The training team at Blue Cypress Kennels. From left, Noah Stapler, Jodi Graves and Jeremy Criscoe.
Back-office administration for Blue Cypress Kennels is handled by Deborah Kumpitsch in Atlanta. Ms. Kumpitsch is a client’s first point of contact. She also processes the dogs’ paperwork.
Rounding out the Blue Cypress Kennels team is Callum Macgregor – a native Scotsman who moved to the U.S. when he was three. His uncle was a gamekeeper in Scotland. As the Chief Legal Officer for the Rollins family’s many holding companies, he describes himself as “a guy who likes to bird hunt and train dogs.” One of the dogs he trained happened to be Gus, the U.K. field trial winner.
But Mr. Macgregor, in his own humility, underplays his role at Blue Cypress Kennels. He scours his collection of spreadsheets that track the bloodlines of the winning dogs and their progeny in Great Britain’s field trials for selective breeding at Blue Cypress Kennels.
Noah Stapler (left) and Jeremy Crisco in a retrieve training session at Blue Cypress Kennels.
“Blue Cypress imports semen from top field-trial lines from Wales, England, Scotland, Northern Ireland and Ireland, and females for breeding stock from top field trials there,” Mr. Macgregor explained. “The Rollins family has been in the ranching business for 50 years and we know a lot about genetics and breeding that we apply to the dogs.”
What you’ll get, if you choose to become one of their clients, is a fine-looking dog that’s compact and strongly built with a broad skull and strong loins and hindquarters. Like British Labrador Retrievers, the U.K. Labrador Retrievers at Blue Cypress Kennels are described as good-tempered, devoted and kind with a soft mouth and love of water.
Gus in a water retrieve at Blue Cypress Kennels.
“A top priority for the majority of our clients is having a good family dog,” said Mr. Criscoe. “They’ll get on a private plane and probably only hunt seven or eight times a year, but they do spend 365 days a year with the dog.”
Now that Mr. Criscoe is on board, the team at Blue Cypress Kennels is preparing for another sweep in 2019 in the U.K. Field Trials. In addition to the training, they’re filing applications to join more kennel clubs there.
The store at Blue Cypress Kennels is for clients only. It stocks “quality training gear that no one else has,” said Jeremy Criscoe.
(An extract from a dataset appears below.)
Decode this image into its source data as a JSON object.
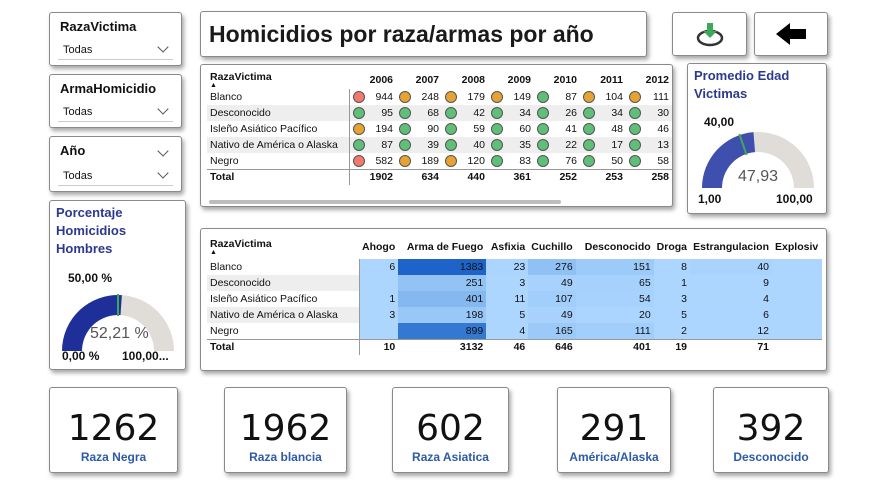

“You have to join every club you can,” Mr. Criscoe said. “You may be a member of 40 clubs but you’ll only get runs in five or six trials because they’re over-subscribed. In the U.K., you do an actual shoot, either driven or walk-up. When they do the field trial, it is on an actual hunt so they are looking for the best gundog which is exactly what we are looking for here. .”
With hunting season starting in early November at Rollins Ranch, all eyes will be the contenders for next year’s foray into the U.K.
“We use those dogs on our hunts and propagate them for the type of hunting behavior we’re looking for to prove our genetic programs are working. Our hunts are that litmus test.” said Mr. Macgregor.